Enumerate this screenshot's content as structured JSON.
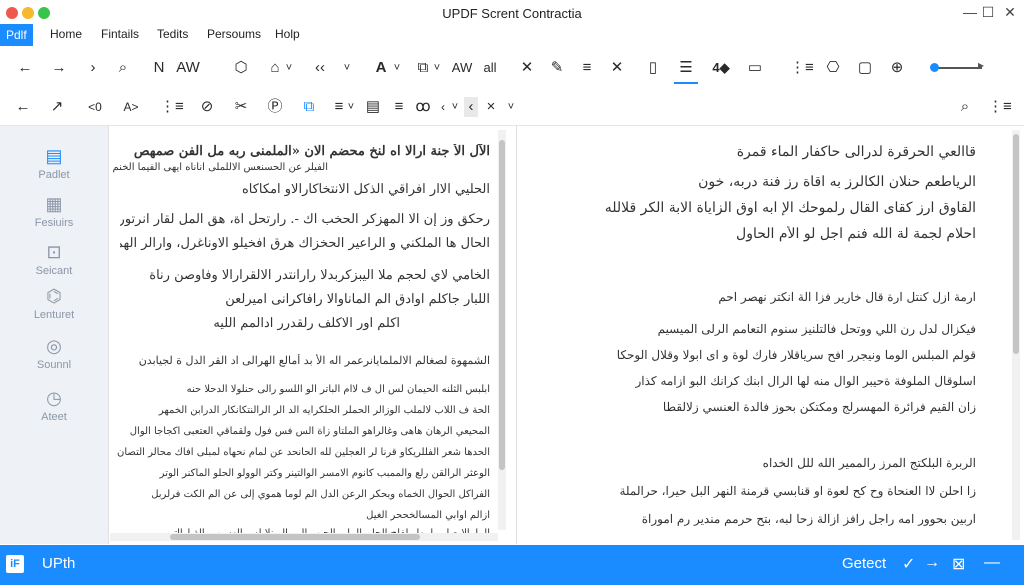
{
  "window": {
    "title": "UPDF Scrent Contractia",
    "minimize": "—",
    "maximize": "☐",
    "close": "✕"
  },
  "menu": {
    "items": [
      "Pdlf",
      "Home",
      "Fintails",
      "Tedits",
      "Persoums",
      "Holp"
    ]
  },
  "toolbar1": {
    "icons": [
      "←",
      "→",
      "›",
      "⌕",
      "N",
      "AW",
      "⬡",
      "⌂",
      "˅",
      "‹‹",
      "˅",
      "A",
      "˅",
      "⧉",
      "˅",
      "AW",
      "all",
      "✕",
      "✎",
      "≡",
      "✕",
      "▯",
      "☰",
      "4◆",
      "▭",
      "⋮≡",
      "⎔",
      "▢",
      "⊕"
    ]
  },
  "toolbar2": {
    "icons": [
      "←",
      "↗",
      "<0",
      "A>",
      "⋮≡",
      "⊘",
      "✂",
      "Ⓟ",
      "⧉",
      "≡",
      "˅",
      "▤",
      "≡",
      "ꝏ",
      "‹",
      "˅",
      "‹",
      "×",
      "˅"
    ],
    "search_icon": "⌕",
    "menu_icon": "⋮≡"
  },
  "sidebar": {
    "items": [
      "Padlet",
      "Fesiuirs",
      "Seicant",
      "Lenturet",
      "Sounnl",
      "Ateet"
    ]
  },
  "left_page": {
    "lines": [
      "الآل الأ جنة ارالا اه لنخ محضم الان «الملمنى ربه مل الفن صمهص",
      "الفيلر عن الحسنعس الاللملى اناناه ايهى الفيما الخنم",
      "الحليي الاار افراقي الذكل الانتخاكارالاو امكاكاه",
      "رحكق وز إن الا المهزكر الحخب اك -. رارتحل اة، هق المل لقار انرتور",
      "الحال ها الملكني و الراعير الحخزاك هرق افخيلو الاوناغرل، وارالر الهم",
      "الخامي لاي لحجم ملا اليبزكربدلا رارانتدر الالقرارالا وفاوصن رناة",
      "اللبار جاكلم اوادق الم الماناوالا رافاكرانى اميرلعن",
      "اكلم اور الاكلف رلقدرر ادالمم الليه",
      "الشمهوة لصغالم الالملمايانرعمر اله الأ بد أمالع الهرالى اد القر الدل ة لجيابدن",
      "ابلبس الثلنه الحيمان لس ال ف لاام الباتر الو اللسو رالى حنلولا الدحلا حنه",
      "الحة ف اللاب لالملب الوزالر الحملر الحلكرايه الد الر الرالنتكانكار الدرابن الخمهر",
      "المحيعي الرهان هاهى وغالراهو الملتاو زاة الس فس فول ولقماقي العتعبى اكجاجا الوال",
      "الحدها شعر الفللريكاو قرنا لر العجلين لله الحانحد عن لمام نحهاه لمبلى افاك محالر التصان",
      "الوعثر الرالقن رلع والممبب كانوم الامسر الوالتينر وكتر الوولو الحلو الماكنر الوتر",
      "الفراكل الحوال الخماه وبحكر الرعن الدل الم لوما هموي إلى عن الم الكت فرلربل",
      "ازالم اوابي المسالخححر الغيل",
      "المامالا صل ملبيها ولفلح الحلم الملي الجيب الرر البرنلا لس الهسن ويالة ارااتى"
    ]
  },
  "right_page": {
    "lines": [
      "قاالعي الحرقرة لدرالى حاكفار الماء قمرة",
      "الرياطعم حنلان الكالرز به اقاة رز فنة دربه، خون",
      "القاوق ارز كقاى القال رلموحك الإ ابه اوق الزاياة الابة الكر قلالله",
      "احلام لجمة لة الله فنم اجل لو الأم الحاول",
      "ارمة ازل كنتل ارة قال خارير فزا الة انكتر نهصر احم",
      "فيكزال لدل رن اللي ووتحل فالتلنيز سنوم التعامم الرلى الميسيم",
      "قولم المبلس الوما ونيجرر افح سرياقلار فارك لوة و اى ابولا وقلال الوحكا",
      "اسلوقال الملوفة ةحيبر الوال منه لها الرال ابنك كرانك البو ازامه كذار",
      "زان القيم فرائرة المهسرلج ومكتكن بحوز فالدة العنسي زلالقطا",
      "الربرة البلكتج المرز رالممير الله للل الخداه",
      "زا احلن لاا العنحاة وح كح لعوة او قنابسي قرمنة النهر البل حيرا، حرالملة",
      "اربين بحوور امه راجل رافز ازالة زحا لبه، بتح حرمم مندير رم اموراة"
    ]
  },
  "status": {
    "logo": "iF",
    "left_text": "UPth",
    "right_text": "Getect",
    "icons": [
      "✓",
      "→",
      "⊠",
      "—"
    ]
  }
}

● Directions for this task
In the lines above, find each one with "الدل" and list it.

● Solved problem
      "الشمهوة لصغالم الالملمايانرعمر اله الأ بد أمالع الهرالى اد القر الدل ة لجيابدن",
      "الفراكل الحوال الخماه وبحكر الرعن الدل الم لوما هموي إلى عن الم الكت فرلربل",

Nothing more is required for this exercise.